[TO DO]
Copy each line of the entries below that contains the string "Mobile".

[GIVEN RECORDS]
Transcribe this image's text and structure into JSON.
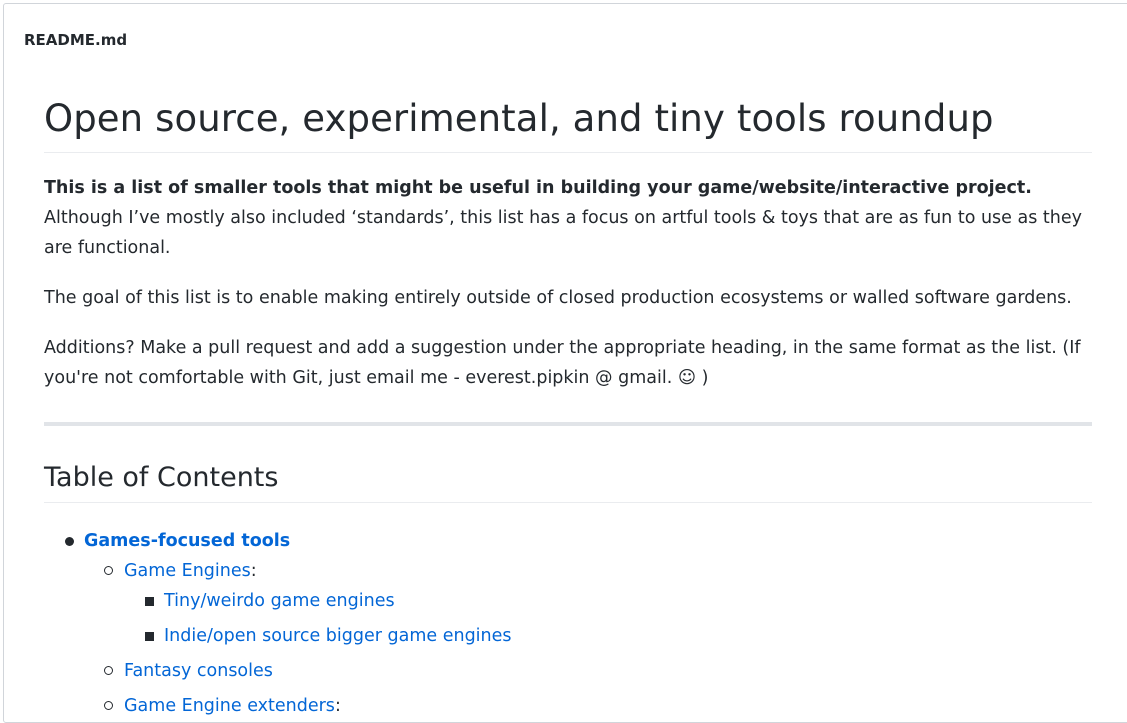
{
  "file_header": {
    "filename": "README.md"
  },
  "readme": {
    "title": "Open source, experimental, and tiny tools roundup",
    "intro_bold": "This is a list of smaller tools that might be useful in building your game/website/interactive project.",
    "intro_rest": " Although I’ve mostly also included ‘standards’, this list has a focus on artful tools & toys that are as fun to use as they are functional.",
    "goal": "The goal of this list is to enable making entirely outside of closed production ecosystems or walled software gardens.",
    "additions": "Additions? Make a pull request and add a suggestion under the appropriate heading, in the same format as the list. (If you're not comfortable with Git, just email me - everest.pipkin @ gmail. ☺ )",
    "toc_heading": "Table of Contents",
    "toc": {
      "games_focused": "Games-focused tools",
      "game_engines": "Game Engines",
      "game_engines_suffix": ":",
      "tiny_engines": "Tiny/weirdo game engines",
      "bigger_engines": "Indie/open source bigger game engines",
      "fantasy_consoles": "Fantasy consoles",
      "engine_extenders": "Game Engine extenders",
      "engine_extenders_suffix": ":"
    }
  }
}
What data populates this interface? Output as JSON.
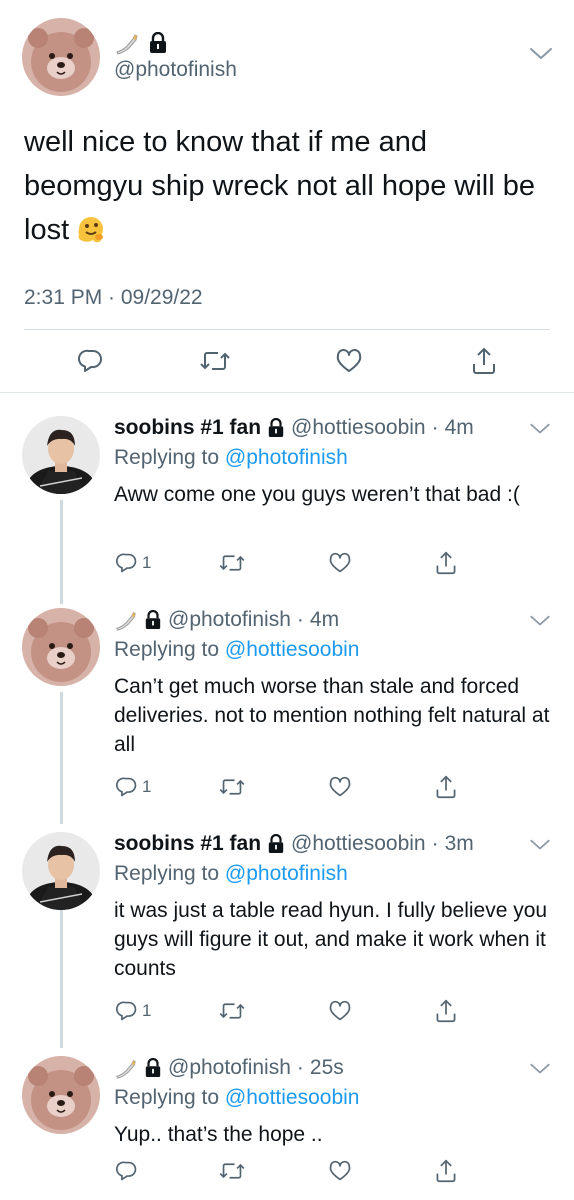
{
  "main_tweet": {
    "handle": "@photofinish",
    "text": "well nice to know that if me and beomgyu ship wreck not all hope will be lost",
    "emoji_icon": "melting-face-icon",
    "timestamp": "2:31 PM · 09/29/22",
    "actions": {
      "reply_icon": "reply-icon",
      "retweet_icon": "retweet-icon",
      "like_icon": "heart-icon",
      "share_icon": "share-icon"
    }
  },
  "replies": [
    {
      "name": "soobins #1 fan",
      "handle": "@hottiesoobin",
      "age": "4m",
      "replying_label": "Replying to",
      "replying_to": "@photofinish",
      "text": "Aww come one you guys weren’t that bad :(",
      "reply_count": "1"
    },
    {
      "name": "",
      "handle": "@photofinish",
      "age": "4m",
      "replying_label": "Replying to",
      "replying_to": "@hottiesoobin",
      "text": "Can’t get much worse than stale and forced deliveries. not to mention nothing felt natural at all",
      "reply_count": "1"
    },
    {
      "name": "soobins #1 fan",
      "handle": "@hottiesoobin",
      "age": "3m",
      "replying_label": "Replying to",
      "replying_to": "@photofinish",
      "text": "it was just a table read hyun. I fully believe you guys will figure it out, and make it work when it counts",
      "reply_count": "1"
    },
    {
      "name": "",
      "handle": "@photofinish",
      "age": "25s",
      "replying_label": "Replying to",
      "replying_to": "@hottiesoobin",
      "text": "Yup.. that’s the hope ..",
      "reply_count": ""
    }
  ],
  "icons": {
    "name_emoji": "lifting-arm-icon",
    "lock": "lock-icon",
    "more": "chevron-down-icon"
  },
  "colors": {
    "link": "#1d9bf0",
    "secondary_text": "#536471",
    "primary_text": "#0f1419"
  }
}
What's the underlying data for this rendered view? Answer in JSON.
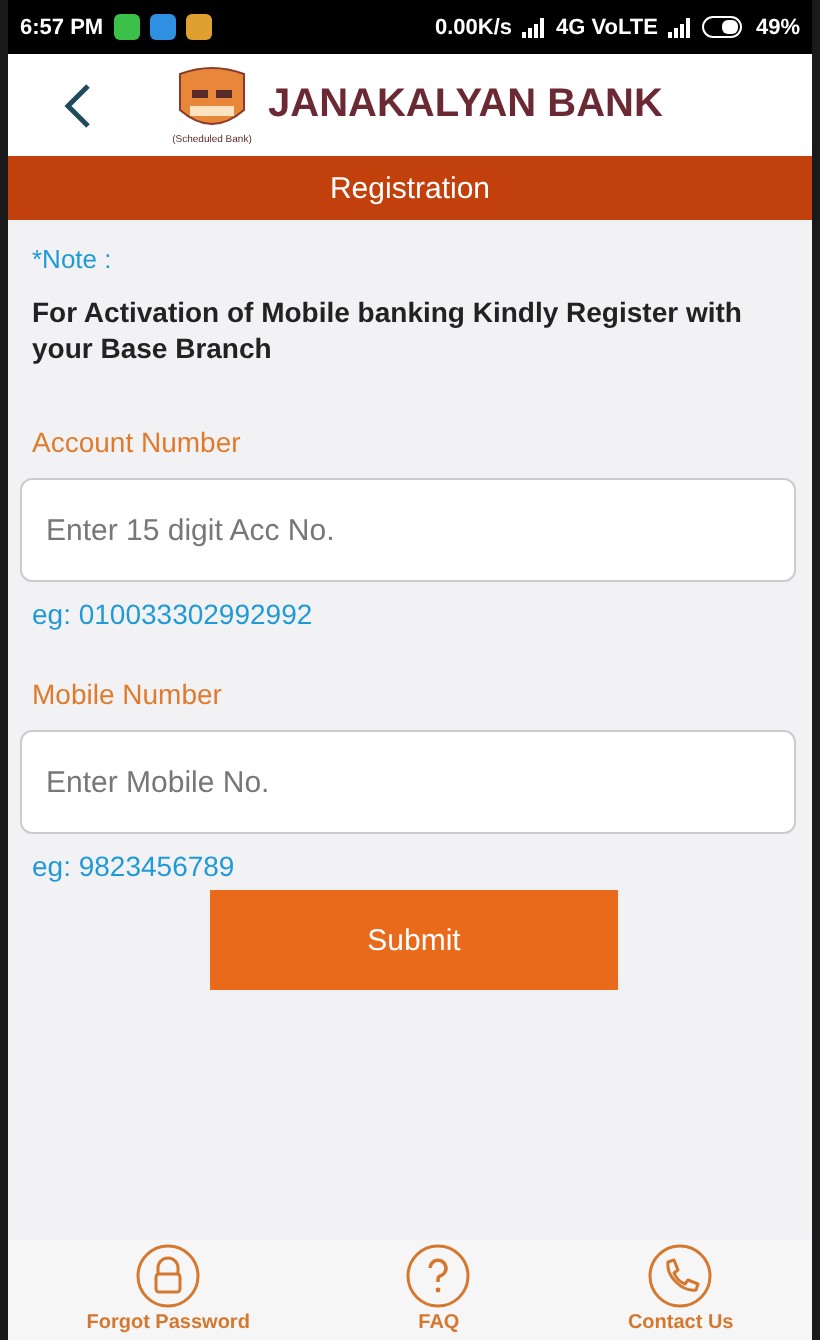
{
  "status_bar": {
    "time": "6:57 PM",
    "network_speed": "0.00K/s",
    "network": "4G VoLTE",
    "battery": "49%"
  },
  "header": {
    "title": "JANAKALYAN BANK",
    "logo_caption": "(Scheduled Bank)"
  },
  "title_bar": {
    "title": "Registration"
  },
  "note": {
    "label": "*Note :",
    "text": "For Activation of Mobile banking Kindly Register with your Base Branch"
  },
  "fields": [
    {
      "label": "Account Number",
      "placeholder": "Enter 15 digit Acc No.",
      "example": "eg: 010033302992992"
    },
    {
      "label": "Mobile Number",
      "placeholder": "Enter Mobile No.",
      "example": "eg: 9823456789"
    }
  ],
  "submit": "Submit",
  "bottom_nav": [
    {
      "kind": "lock",
      "label": "Forgot Password"
    },
    {
      "kind": "question",
      "label": "FAQ"
    },
    {
      "kind": "phone",
      "label": "Contact Us"
    }
  ]
}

[PROBLEM SOLUTION]
    "text": "For Activation of Mobile banking Kindly Register with your Base Branch"
      "label": "Mobile Number",
      "placeholder": "Enter Mobile No.",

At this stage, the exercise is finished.